This procedure relieves pressure on spinal nerves in your lower back. It makes more room in an opening called a "foramen." That's where a spinal nerve exits as it branches away from your spine.

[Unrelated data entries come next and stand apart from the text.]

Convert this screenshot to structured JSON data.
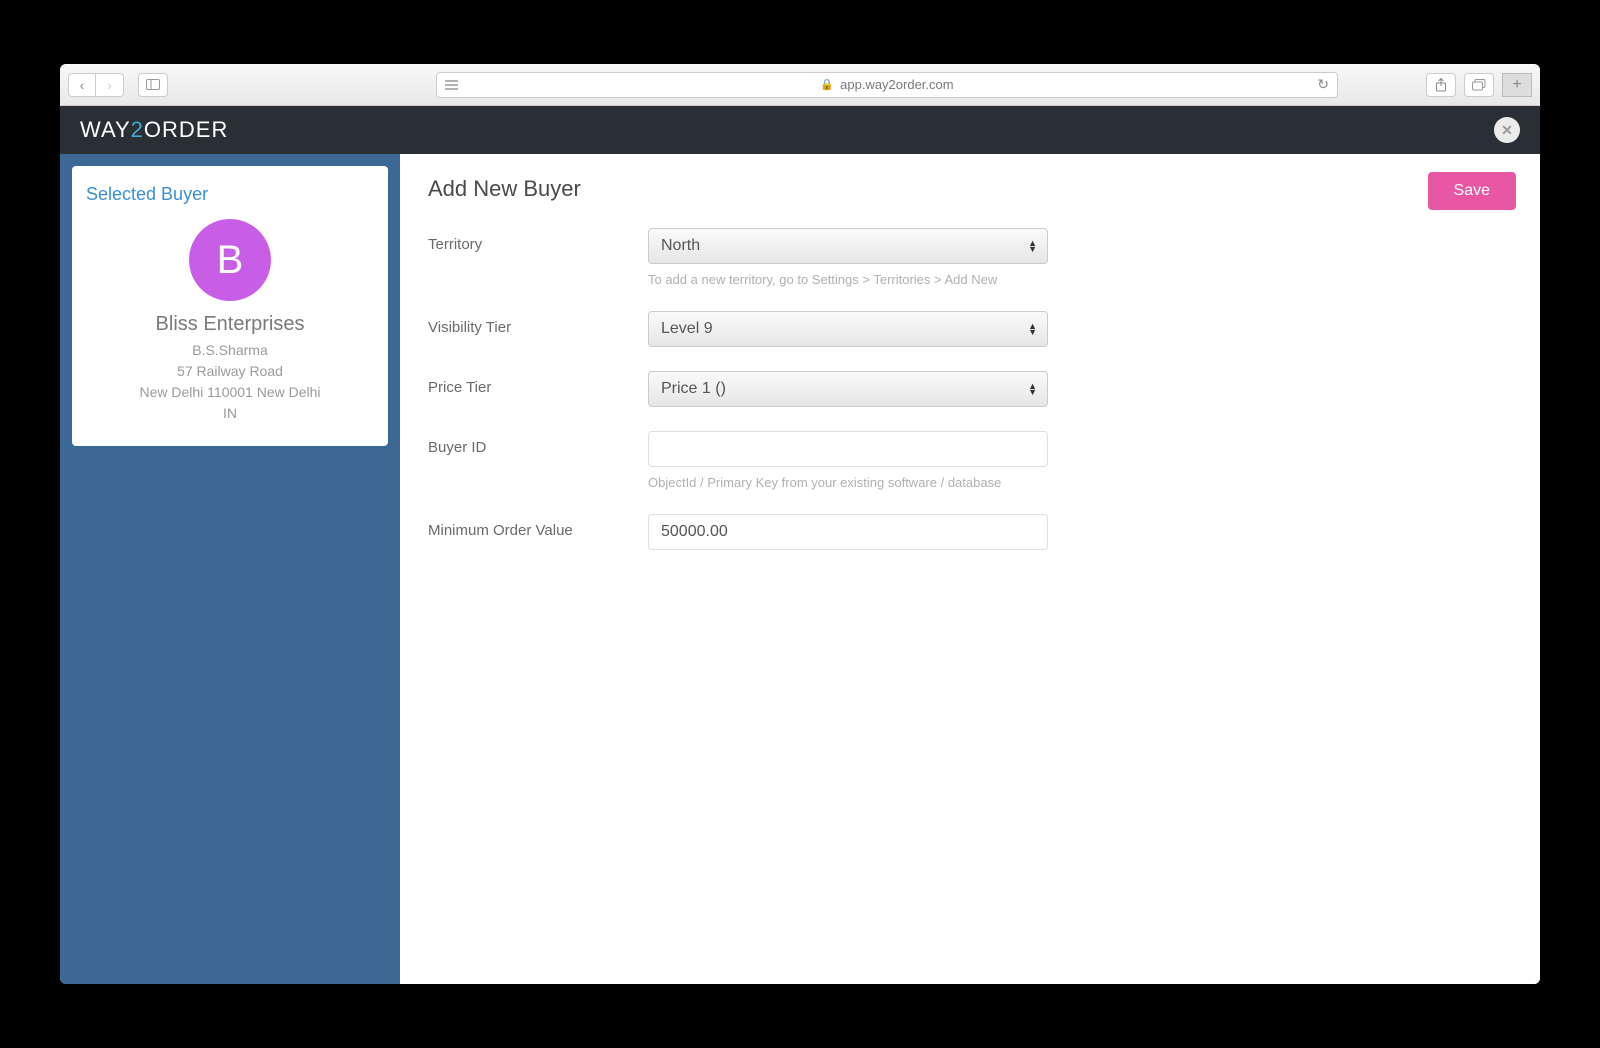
{
  "browser": {
    "url": "app.way2order.com"
  },
  "logo": {
    "part1": "WAY",
    "part2": "2",
    "part3": "ORDER"
  },
  "sidebar": {
    "card_title": "Selected Buyer",
    "avatar_initial": "B",
    "company": "Bliss Enterprises",
    "contact": "B.S.Sharma",
    "address1": "57 Railway Road",
    "address2": "New Delhi 110001 New Delhi",
    "country": "IN"
  },
  "page": {
    "title": "Add New Buyer",
    "save_label": "Save"
  },
  "form": {
    "territory": {
      "label": "Territory",
      "value": "North",
      "hint": "To add a new territory, go to Settings > Territories > Add New"
    },
    "visibility": {
      "label": "Visibility Tier",
      "value": "Level 9"
    },
    "price_tier": {
      "label": "Price Tier",
      "value": "Price 1 ()"
    },
    "buyer_id": {
      "label": "Buyer ID",
      "value": "",
      "hint": "ObjectId / Primary Key from your existing software / database"
    },
    "min_order": {
      "label": "Minimum Order Value",
      "value": "50000.00"
    }
  }
}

To begin, you get medicine to put you to sleep. You're positioned face down. The surgeon makes a small opening in your skin. With the help of a video x-ray device called a "fluoroscope," a guide pin is pushed down to your vertebra. The surgeon places a series of tubes over this guide pin. This creates a channel that protects your soft tissues. An opening is made in the lamina. That's a part of bone at the rear of the vertebra. Small instruments are passed through the opening and into the foramen. The surgeon clears away any bone that is pressing against your nerve. This can relieve pain and other problems. When the procedure is done, the opening in your skin is closed. You may need to avoid some specific movements as you heal. Your doctor will give you tips to help your recovery.